    to reach 61 percent.Audrey Marrocco , a print administrator in
    Pennsylvania’s Department of General Services, in Harrisburg, Pa., is
    seeing an increase in shorter runs to avoid the warehousing and
    obsolescence.“With our DocuColor 8000, we can shift work from offset to
    reduce run lengths,” she says. “Historically, it was large runs and
    warehousing. There was a lot of obsolescence. We are also publishing
    information on the Web and printing on demand to reduce the
    commonwealth’s overall documentation costs and saving taxpayer dollars.”

    3|Marketing Value-added Services
    color has opened the door to integrate in-plants with the marketing
    function. As opposed to an auxiliary service function, digital color is
    making the in-plant arena part of the business processes that drive
    results. No differently than the commercial printing market, in-plants
    need to deliver strategic value-added services. In-plants like
    Pennsylvania’s Department of General Services are engaging in complex

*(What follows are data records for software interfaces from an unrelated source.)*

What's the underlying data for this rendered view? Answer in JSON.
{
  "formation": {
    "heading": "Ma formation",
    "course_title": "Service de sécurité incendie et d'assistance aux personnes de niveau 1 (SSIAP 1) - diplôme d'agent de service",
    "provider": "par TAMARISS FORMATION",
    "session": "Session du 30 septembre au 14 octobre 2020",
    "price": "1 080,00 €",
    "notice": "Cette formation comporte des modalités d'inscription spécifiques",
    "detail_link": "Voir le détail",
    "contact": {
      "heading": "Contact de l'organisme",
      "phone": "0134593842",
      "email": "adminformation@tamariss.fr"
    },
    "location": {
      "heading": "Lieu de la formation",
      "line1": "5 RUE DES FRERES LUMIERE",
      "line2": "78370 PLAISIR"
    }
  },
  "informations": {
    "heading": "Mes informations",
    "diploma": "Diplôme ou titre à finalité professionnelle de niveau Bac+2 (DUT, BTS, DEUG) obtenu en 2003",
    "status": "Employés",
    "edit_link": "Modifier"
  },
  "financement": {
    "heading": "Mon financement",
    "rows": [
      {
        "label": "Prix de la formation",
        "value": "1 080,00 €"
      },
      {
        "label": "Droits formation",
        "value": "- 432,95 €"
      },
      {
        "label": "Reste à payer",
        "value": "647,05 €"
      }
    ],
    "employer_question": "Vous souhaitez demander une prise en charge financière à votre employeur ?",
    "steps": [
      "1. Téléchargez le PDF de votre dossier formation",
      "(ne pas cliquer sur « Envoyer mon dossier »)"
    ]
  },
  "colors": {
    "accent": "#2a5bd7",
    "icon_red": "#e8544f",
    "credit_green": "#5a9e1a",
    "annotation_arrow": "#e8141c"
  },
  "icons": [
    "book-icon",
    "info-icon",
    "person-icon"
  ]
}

    data-driven applications.“We are handling variable data and intelligent
    mail,” explains Marrocco. “We are taking on sophisticated applications.
    Pages contain variable information, and each page is bar coded. A
    variable number of pages are inserted into different envelopes with
    complete document integrity.”Adds Ciardi: “We have been in the variable
    data game for a long time with monochrome printing. We are going to
    deploy these same personalization and customization skills to produce
    full-color marketing documents to help drive our business. We
    understand and can work with the marketing function to drive 1:1

    Driving Strategic Relevance
    use of digital color can help drive the importance of the in-plant as
    an integral part of key business processes in the organization. Many
    in-plants struggle with strategic relevance. The management of
    in-plants is generally isolated. The skill set and expertise required
    to manage an in-plant is different from what the overall business often
    requires. Without an advocate in senior management, the in-plant often
    becomes an island of expertise.Maintaining an in-plant requires showing
    demonstrable value in today’s market. The concepts of convenience, cost
    savings and control for user departments are essential, but the best
    in-plants provide much more. With more affordable equipment and
    software, in-plants can leverage technology to move power into the
    hands of users and become an integral part of strategic business
    initiatives.Digital color technology has never been more exciting. As
    you evaluate it, consider not only the implications of introducing the
    technology into your operation, but also how you will leverage it to
    increase revenue and profitability and improve business results.